What if I told you that the best model for money the world has ever seen already exists?
Ethereum (ETH) has taken the world of crypto by storm with the rising popularity of decentralized finance (DeFi) and various other applications launched on what is essentially the new Internet of value. Unfortunately, this does not come without a unique set of challenges, and defining ETH has proven to be a difficult task.
Into the Ether
The Ethereum Foundation is integral to building an Internet-based alternative to financial systems of traditional legacy financial markets. In this new era of finance, systems and applications have the advantage of not only being completely open and transparent – but trustless. Thus, the application of ETH requires various innovations, such as a native currency that allows the network to continue operating seamlessly without interruption.
In many ways, early ETH adopters have experienced a dilemma similar to the feeble attempts made at defining the Internet in the 1980s, long before anybody could anticipate the societal paradigm shift it would inevitably cause. If you ask a search engine such as Google to define the Internet, you will likely receive an answer similar to this:
A global computer network, providing a variety of information and communication facilities consisting of interconnected networks while using a standardized communication protocol.
Although this may technically be right, there is a fundamental communication breakdown - this is a definition meant for the technologically savvy. Ethereum as a whole provides the missing layer to what will ultimately usher in a new era of the Internet: value. And so, a more appropriate question would be “how does the Internet impact humanity?”. In order to answer that question, we need to take a look at what we are using the Internet for 99% of the time – applications.
Ethereum’s Application Layer
Imagine the Internet is a stack of various technologies with applications being at the top. Although the Internet cannot exist with any part of its technological stack missing, the application layer defines how meaningfully this technology can impact our lives. While innovations of the Internet made data cheap, available, and infinitely scalable, the exposure to an abundance of readily available information is the opposite of what drives the concept of value behind a monetarily-driven structure.
The subsequent layers below the initial application layer are nothing more than a means to an end, meant to provide products and services to the public.
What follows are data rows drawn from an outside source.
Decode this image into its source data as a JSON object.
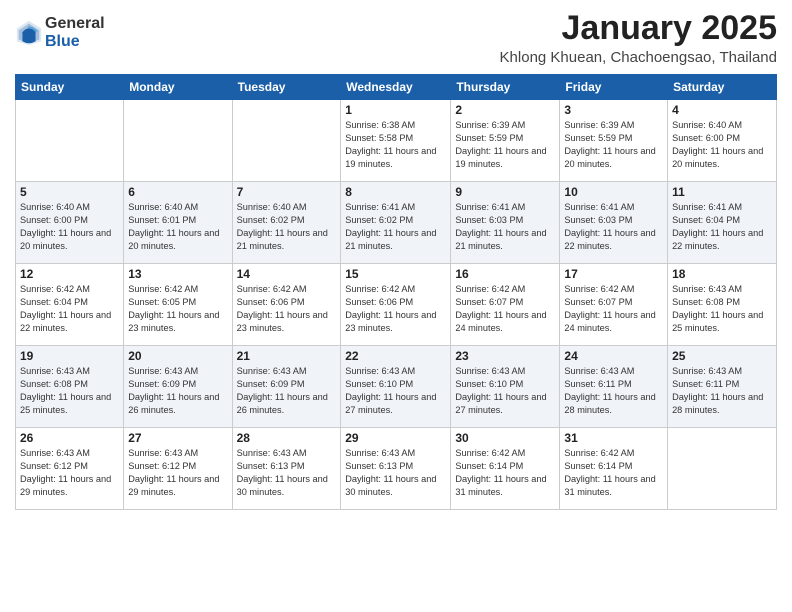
{
  "header": {
    "logo_general": "General",
    "logo_blue": "Blue",
    "month": "January 2025",
    "location": "Khlong Khuean, Chachoengsao, Thailand"
  },
  "days_of_week": [
    "Sunday",
    "Monday",
    "Tuesday",
    "Wednesday",
    "Thursday",
    "Friday",
    "Saturday"
  ],
  "weeks": [
    [
      {
        "day": "",
        "sunrise": "",
        "sunset": "",
        "daylight": ""
      },
      {
        "day": "",
        "sunrise": "",
        "sunset": "",
        "daylight": ""
      },
      {
        "day": "",
        "sunrise": "",
        "sunset": "",
        "daylight": ""
      },
      {
        "day": "1",
        "sunrise": "Sunrise: 6:38 AM",
        "sunset": "Sunset: 5:58 PM",
        "daylight": "Daylight: 11 hours and 19 minutes."
      },
      {
        "day": "2",
        "sunrise": "Sunrise: 6:39 AM",
        "sunset": "Sunset: 5:59 PM",
        "daylight": "Daylight: 11 hours and 19 minutes."
      },
      {
        "day": "3",
        "sunrise": "Sunrise: 6:39 AM",
        "sunset": "Sunset: 5:59 PM",
        "daylight": "Daylight: 11 hours and 20 minutes."
      },
      {
        "day": "4",
        "sunrise": "Sunrise: 6:40 AM",
        "sunset": "Sunset: 6:00 PM",
        "daylight": "Daylight: 11 hours and 20 minutes."
      }
    ],
    [
      {
        "day": "5",
        "sunrise": "Sunrise: 6:40 AM",
        "sunset": "Sunset: 6:00 PM",
        "daylight": "Daylight: 11 hours and 20 minutes."
      },
      {
        "day": "6",
        "sunrise": "Sunrise: 6:40 AM",
        "sunset": "Sunset: 6:01 PM",
        "daylight": "Daylight: 11 hours and 20 minutes."
      },
      {
        "day": "7",
        "sunrise": "Sunrise: 6:40 AM",
        "sunset": "Sunset: 6:02 PM",
        "daylight": "Daylight: 11 hours and 21 minutes."
      },
      {
        "day": "8",
        "sunrise": "Sunrise: 6:41 AM",
        "sunset": "Sunset: 6:02 PM",
        "daylight": "Daylight: 11 hours and 21 minutes."
      },
      {
        "day": "9",
        "sunrise": "Sunrise: 6:41 AM",
        "sunset": "Sunset: 6:03 PM",
        "daylight": "Daylight: 11 hours and 21 minutes."
      },
      {
        "day": "10",
        "sunrise": "Sunrise: 6:41 AM",
        "sunset": "Sunset: 6:03 PM",
        "daylight": "Daylight: 11 hours and 22 minutes."
      },
      {
        "day": "11",
        "sunrise": "Sunrise: 6:41 AM",
        "sunset": "Sunset: 6:04 PM",
        "daylight": "Daylight: 11 hours and 22 minutes."
      }
    ],
    [
      {
        "day": "12",
        "sunrise": "Sunrise: 6:42 AM",
        "sunset": "Sunset: 6:04 PM",
        "daylight": "Daylight: 11 hours and 22 minutes."
      },
      {
        "day": "13",
        "sunrise": "Sunrise: 6:42 AM",
        "sunset": "Sunset: 6:05 PM",
        "daylight": "Daylight: 11 hours and 23 minutes."
      },
      {
        "day": "14",
        "sunrise": "Sunrise: 6:42 AM",
        "sunset": "Sunset: 6:06 PM",
        "daylight": "Daylight: 11 hours and 23 minutes."
      },
      {
        "day": "15",
        "sunrise": "Sunrise: 6:42 AM",
        "sunset": "Sunset: 6:06 PM",
        "daylight": "Daylight: 11 hours and 23 minutes."
      },
      {
        "day": "16",
        "sunrise": "Sunrise: 6:42 AM",
        "sunset": "Sunset: 6:07 PM",
        "daylight": "Daylight: 11 hours and 24 minutes."
      },
      {
        "day": "17",
        "sunrise": "Sunrise: 6:42 AM",
        "sunset": "Sunset: 6:07 PM",
        "daylight": "Daylight: 11 hours and 24 minutes."
      },
      {
        "day": "18",
        "sunrise": "Sunrise: 6:43 AM",
        "sunset": "Sunset: 6:08 PM",
        "daylight": "Daylight: 11 hours and 25 minutes."
      }
    ],
    [
      {
        "day": "19",
        "sunrise": "Sunrise: 6:43 AM",
        "sunset": "Sunset: 6:08 PM",
        "daylight": "Daylight: 11 hours and 25 minutes."
      },
      {
        "day": "20",
        "sunrise": "Sunrise: 6:43 AM",
        "sunset": "Sunset: 6:09 PM",
        "daylight": "Daylight: 11 hours and 26 minutes."
      },
      {
        "day": "21",
        "sunrise": "Sunrise: 6:43 AM",
        "sunset": "Sunset: 6:09 PM",
        "daylight": "Daylight: 11 hours and 26 minutes."
      },
      {
        "day": "22",
        "sunrise": "Sunrise: 6:43 AM",
        "sunset": "Sunset: 6:10 PM",
        "daylight": "Daylight: 11 hours and 27 minutes."
      },
      {
        "day": "23",
        "sunrise": "Sunrise: 6:43 AM",
        "sunset": "Sunset: 6:10 PM",
        "daylight": "Daylight: 11 hours and 27 minutes."
      },
      {
        "day": "24",
        "sunrise": "Sunrise: 6:43 AM",
        "sunset": "Sunset: 6:11 PM",
        "daylight": "Daylight: 11 hours and 28 minutes."
      },
      {
        "day": "25",
        "sunrise": "Sunrise: 6:43 AM",
        "sunset": "Sunset: 6:11 PM",
        "daylight": "Daylight: 11 hours and 28 minutes."
      }
    ],
    [
      {
        "day": "26",
        "sunrise": "Sunrise: 6:43 AM",
        "sunset": "Sunset: 6:12 PM",
        "daylight": "Daylight: 11 hours and 29 minutes."
      },
      {
        "day": "27",
        "sunrise": "Sunrise: 6:43 AM",
        "sunset": "Sunset: 6:12 PM",
        "daylight": "Daylight: 11 hours and 29 minutes."
      },
      {
        "day": "28",
        "sunrise": "Sunrise: 6:43 AM",
        "sunset": "Sunset: 6:13 PM",
        "daylight": "Daylight: 11 hours and 30 minutes."
      },
      {
        "day": "29",
        "sunrise": "Sunrise: 6:43 AM",
        "sunset": "Sunset: 6:13 PM",
        "daylight": "Daylight: 11 hours and 30 minutes."
      },
      {
        "day": "30",
        "sunrise": "Sunrise: 6:42 AM",
        "sunset": "Sunset: 6:14 PM",
        "daylight": "Daylight: 11 hours and 31 minutes."
      },
      {
        "day": "31",
        "sunrise": "Sunrise: 6:42 AM",
        "sunset": "Sunset: 6:14 PM",
        "daylight": "Daylight: 11 hours and 31 minutes."
      },
      {
        "day": "",
        "sunrise": "",
        "sunset": "",
        "daylight": ""
      }
    ]
  ]
}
Determining something’s value is influenced by its scarcity, cost, and demand. However, being cheap, available, and copiable are the opposite of what drives monetary incentives. Money, and value by definition, are solely based on how scarce, expensive, and difficult to obtain the desired placeholders are.
The Missing Layer of Value
When Bitcoin (BTC) solved the “double-spend” problem, it achieved its mission of successfully creating Internet scarcity: a transaction sent over the Internet without the sender being able to keep a copy for themselves was accomplished for the first time, thus retaining its value.
The BTC protocol only provides scarcity to Bitcoin and nothing else... this, however, is where Ether gets its value - through tokenization, the ERC-20 standard is a printing press to solving digital scarcity for any crypto-asset. The bottom line is that Ethereum exists as an emergent layer of the Internet. It uses communication protocols to create a network that defines how digital value gets managed.
Just as applications on the Internet define what the Internet is, the applications on Ethereum define what Ethereum is – as a result, the Ethereum network blockchain has become the agnostic settlement layer of the Internet.